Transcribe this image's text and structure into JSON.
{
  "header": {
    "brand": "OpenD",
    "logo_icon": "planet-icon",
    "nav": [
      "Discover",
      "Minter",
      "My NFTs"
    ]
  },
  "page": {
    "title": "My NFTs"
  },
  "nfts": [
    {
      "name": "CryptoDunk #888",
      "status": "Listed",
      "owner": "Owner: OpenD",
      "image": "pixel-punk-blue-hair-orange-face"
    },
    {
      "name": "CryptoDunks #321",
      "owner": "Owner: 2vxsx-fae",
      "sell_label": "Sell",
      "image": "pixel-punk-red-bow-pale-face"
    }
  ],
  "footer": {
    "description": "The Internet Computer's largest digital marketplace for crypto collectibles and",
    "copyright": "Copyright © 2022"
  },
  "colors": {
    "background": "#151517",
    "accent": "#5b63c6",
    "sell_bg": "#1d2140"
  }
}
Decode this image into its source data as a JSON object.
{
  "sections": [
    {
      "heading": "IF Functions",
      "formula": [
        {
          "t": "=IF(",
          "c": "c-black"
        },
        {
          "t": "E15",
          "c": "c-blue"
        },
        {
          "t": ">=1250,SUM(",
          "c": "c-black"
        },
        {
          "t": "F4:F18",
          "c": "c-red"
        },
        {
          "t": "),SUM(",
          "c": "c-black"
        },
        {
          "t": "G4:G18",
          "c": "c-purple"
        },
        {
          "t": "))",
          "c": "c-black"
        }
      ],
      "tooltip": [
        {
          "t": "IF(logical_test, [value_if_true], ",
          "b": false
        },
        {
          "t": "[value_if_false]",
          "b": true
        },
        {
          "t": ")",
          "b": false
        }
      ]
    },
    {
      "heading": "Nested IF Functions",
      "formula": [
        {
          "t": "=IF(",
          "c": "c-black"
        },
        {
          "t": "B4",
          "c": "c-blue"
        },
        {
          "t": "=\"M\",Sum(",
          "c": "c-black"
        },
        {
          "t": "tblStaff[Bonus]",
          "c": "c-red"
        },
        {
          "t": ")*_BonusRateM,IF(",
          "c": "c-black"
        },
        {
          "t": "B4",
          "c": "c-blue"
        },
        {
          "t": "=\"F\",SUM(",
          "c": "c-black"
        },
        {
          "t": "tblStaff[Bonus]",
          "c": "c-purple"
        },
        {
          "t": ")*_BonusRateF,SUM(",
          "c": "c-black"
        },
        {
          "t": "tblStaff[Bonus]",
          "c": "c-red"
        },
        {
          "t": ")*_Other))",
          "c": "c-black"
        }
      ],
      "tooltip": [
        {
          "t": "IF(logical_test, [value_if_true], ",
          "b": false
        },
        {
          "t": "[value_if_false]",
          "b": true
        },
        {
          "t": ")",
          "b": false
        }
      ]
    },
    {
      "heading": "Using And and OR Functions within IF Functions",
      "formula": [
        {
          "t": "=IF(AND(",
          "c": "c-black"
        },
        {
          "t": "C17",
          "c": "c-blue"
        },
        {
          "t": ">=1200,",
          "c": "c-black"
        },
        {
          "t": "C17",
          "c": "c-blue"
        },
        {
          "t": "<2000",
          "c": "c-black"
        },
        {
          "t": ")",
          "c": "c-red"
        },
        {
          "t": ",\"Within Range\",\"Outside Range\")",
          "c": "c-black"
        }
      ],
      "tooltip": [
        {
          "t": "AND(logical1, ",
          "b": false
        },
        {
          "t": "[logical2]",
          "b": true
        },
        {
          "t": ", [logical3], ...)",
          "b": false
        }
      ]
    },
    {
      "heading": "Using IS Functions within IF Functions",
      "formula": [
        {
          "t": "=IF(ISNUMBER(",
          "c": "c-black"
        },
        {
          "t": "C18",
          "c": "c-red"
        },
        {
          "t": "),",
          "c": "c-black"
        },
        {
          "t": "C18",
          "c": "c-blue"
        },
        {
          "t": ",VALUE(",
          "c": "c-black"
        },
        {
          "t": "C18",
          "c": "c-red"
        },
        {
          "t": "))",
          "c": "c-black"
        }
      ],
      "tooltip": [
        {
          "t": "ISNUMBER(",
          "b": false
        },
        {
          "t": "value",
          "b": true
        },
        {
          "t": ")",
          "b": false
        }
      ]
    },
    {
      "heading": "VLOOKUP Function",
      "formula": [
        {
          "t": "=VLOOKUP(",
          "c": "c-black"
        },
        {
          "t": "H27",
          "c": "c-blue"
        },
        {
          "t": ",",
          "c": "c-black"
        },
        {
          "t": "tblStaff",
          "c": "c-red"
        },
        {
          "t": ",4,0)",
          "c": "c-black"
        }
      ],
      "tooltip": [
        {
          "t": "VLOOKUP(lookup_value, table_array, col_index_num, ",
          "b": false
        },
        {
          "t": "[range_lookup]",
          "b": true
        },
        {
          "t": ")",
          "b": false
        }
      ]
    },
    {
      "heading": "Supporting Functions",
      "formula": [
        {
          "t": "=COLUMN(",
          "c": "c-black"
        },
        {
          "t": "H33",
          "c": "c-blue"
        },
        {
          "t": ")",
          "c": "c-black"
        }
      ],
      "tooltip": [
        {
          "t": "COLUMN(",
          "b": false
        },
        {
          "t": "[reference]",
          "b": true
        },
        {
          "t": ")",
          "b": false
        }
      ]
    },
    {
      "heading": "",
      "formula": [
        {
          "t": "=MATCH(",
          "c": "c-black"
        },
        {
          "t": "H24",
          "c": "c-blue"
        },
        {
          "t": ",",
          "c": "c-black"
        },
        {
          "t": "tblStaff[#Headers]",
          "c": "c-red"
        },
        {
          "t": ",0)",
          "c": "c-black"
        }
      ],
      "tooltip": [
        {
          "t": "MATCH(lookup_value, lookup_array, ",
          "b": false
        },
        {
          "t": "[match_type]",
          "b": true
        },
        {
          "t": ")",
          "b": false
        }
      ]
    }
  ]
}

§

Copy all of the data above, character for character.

Transcribe this image's text and structure into JSON.
{
  "header": {
    "brand": "OpenD",
    "logo_icon": "planet-icon",
    "nav": [
      "Discover",
      "Minter",
      "My NFTs"
    ]
  },
  "page": {
    "title": "My NFTs"
  },
  "nfts": [
    {
      "name": "CryptoDunk #888",
      "status": "Listed",
      "owner": "Owner: OpenD",
      "image": "pixel-punk-blue-hair-orange-face"
    },
    {
      "name": "CryptoDunks #321",
      "owner": "Owner: 2vxsx-fae",
      "sell_label": "Sell",
      "image": "pixel-punk-red-bow-pale-face"
    }
  ],
  "footer": {
    "description": "The Internet Computer's largest digital marketplace for crypto collectibles and",
    "copyright": "Copyright © 2022"
  },
  "colors": {
    "background": "#151517",
    "accent": "#5b63c6",
    "sell_bg": "#1d2140"
  }
}
Decode this image into its source data as a JSON object.
{
  "sections": [
    {
      "heading": "IF Functions",
      "formula": [
        {
          "t": "=IF(",
          "c": "c-black"
        },
        {
          "t": "E15",
          "c": "c-blue"
        },
        {
          "t": ">=1250,SUM(",
          "c": "c-black"
        },
        {
          "t": "F4:F18",
          "c": "c-red"
        },
        {
          "t": "),SUM(",
          "c": "c-black"
        },
        {
          "t": "G4:G18",
          "c": "c-purple"
        },
        {
          "t": "))",
          "c": "c-black"
        }
      ],
      "tooltip": [
        {
          "t": "IF(logical_test, [value_if_true], ",
          "b": false
        },
        {
          "t": "[value_if_false]",
          "b": true
        },
        {
          "t": ")",
          "b": false
        }
      ]
    },
    {
      "heading": "Nested IF Functions",
      "formula": [
        {
          "t": "=IF(",
          "c": "c-black"
        },
        {
          "t": "B4",
          "c": "c-blue"
        },
        {
          "t": "=\"M\",Sum(",
          "c": "c-black"
        },
        {
          "t": "tblStaff[Bonus]",
          "c": "c-red"
        },
        {
          "t": ")*_BonusRateM,IF(",
          "c": "c-black"
        },
        {
          "t": "B4",
          "c": "c-blue"
        },
        {
          "t": "=\"F\",SUM(",
          "c": "c-black"
        },
        {
          "t": "tblStaff[Bonus]",
          "c": "c-purple"
        },
        {
          "t": ")*_BonusRateF,SUM(",
          "c": "c-black"
        },
        {
          "t": "tblStaff[Bonus]",
          "c": "c-red"
        },
        {
          "t": ")*_Other))",
          "c": "c-black"
        }
      ],
      "tooltip": [
        {
          "t": "IF(logical_test, [value_if_true], ",
          "b": false
        },
        {
          "t": "[value_if_false]",
          "b": true
        },
        {
          "t": ")",
          "b": false
        }
      ]
    },
    {
      "heading": "Using And and OR Functions within IF Functions",
      "formula": [
        {
          "t": "=IF(AND(",
          "c": "c-black"
        },
        {
          "t": "C17",
          "c": "c-blue"
        },
        {
          "t": ">=1200,",
          "c": "c-black"
        },
        {
          "t": "C17",
          "c": "c-blue"
        },
        {
          "t": "<2000",
          "c": "c-black"
        },
        {
          "t": ")",
          "c": "c-red"
        },
        {
          "t": ",\"Within Range\",\"Outside Range\")",
          "c": "c-black"
        }
      ],
      "tooltip": [
        {
          "t": "AND(logical1, ",
          "b": false
        },
        {
          "t": "[logical2]",
          "b": true
        },
        {
          "t": ", [logical3], ...)",
          "b": false
        }
      ]
    },
    {
      "heading": "Using IS Functions within IF Functions",
      "formula": [
        {
          "t": "=IF(ISNUMBER(",
          "c": "c-black"
        },
        {
          "t": "C18",
          "c": "c-red"
        },
        {
          "t": "),",
          "c": "c-black"
        },
        {
          "t": "C18",
          "c": "c-blue"
        },
        {
          "t": ",VALUE(",
          "c": "c-black"
        },
        {
          "t": "C18",
          "c": "c-red"
        },
        {
          "t": "))",
          "c": "c-black"
        }
      ],
      "tooltip": [
        {
          "t": "ISNUMBER(",
          "b": false
        },
        {
          "t": "value",
          "b": true
        },
        {
          "t": ")",
          "b": false
        }
      ]
    },
    {
      "heading": "VLOOKUP Function",
      "formula": [
        {
          "t": "=VLOOKUP(",
          "c": "c-black"
        },
        {
          "t": "H27",
          "c": "c-blue"
        },
        {
          "t": ",",
          "c": "c-black"
        },
        {
          "t": "tblStaff",
          "c": "c-red"
        },
        {
          "t": ",4,0)",
          "c": "c-black"
        }
      ],
      "tooltip": [
        {
          "t": "VLOOKUP(lookup_value, table_array, col_index_num, ",
          "b": false
        },
        {
          "t": "[range_lookup]",
          "b": true
        },
        {
          "t": ")",
          "b": false
        }
      ]
    },
    {
      "heading": "Supporting Functions",
      "formula": [
        {
          "t": "=COLUMN(",
          "c": "c-black"
        },
        {
          "t": "H33",
          "c": "c-blue"
        },
        {
          "t": ")",
          "c": "c-black"
        }
      ],
      "tooltip": [
        {
          "t": "COLUMN(",
          "b": false
        },
        {
          "t": "[reference]",
          "b": true
        },
        {
          "t": ")",
          "b": false
        }
      ]
    },
    {
      "heading": "",
      "formula": [
        {
          "t": "=MATCH(",
          "c": "c-black"
        },
        {
          "t": "H24",
          "c": "c-blue"
        },
        {
          "t": ",",
          "c": "c-black"
        },
        {
          "t": "tblStaff[#Headers]",
          "c": "c-red"
        },
        {
          "t": ",0)",
          "c": "c-black"
        }
      ],
      "tooltip": [
        {
          "t": "MATCH(lookup_value, lookup_array, ",
          "b": false
        },
        {
          "t": "[match_type]",
          "b": true
        },
        {
          "t": ")",
          "b": false
        }
      ]
    }
  ]
}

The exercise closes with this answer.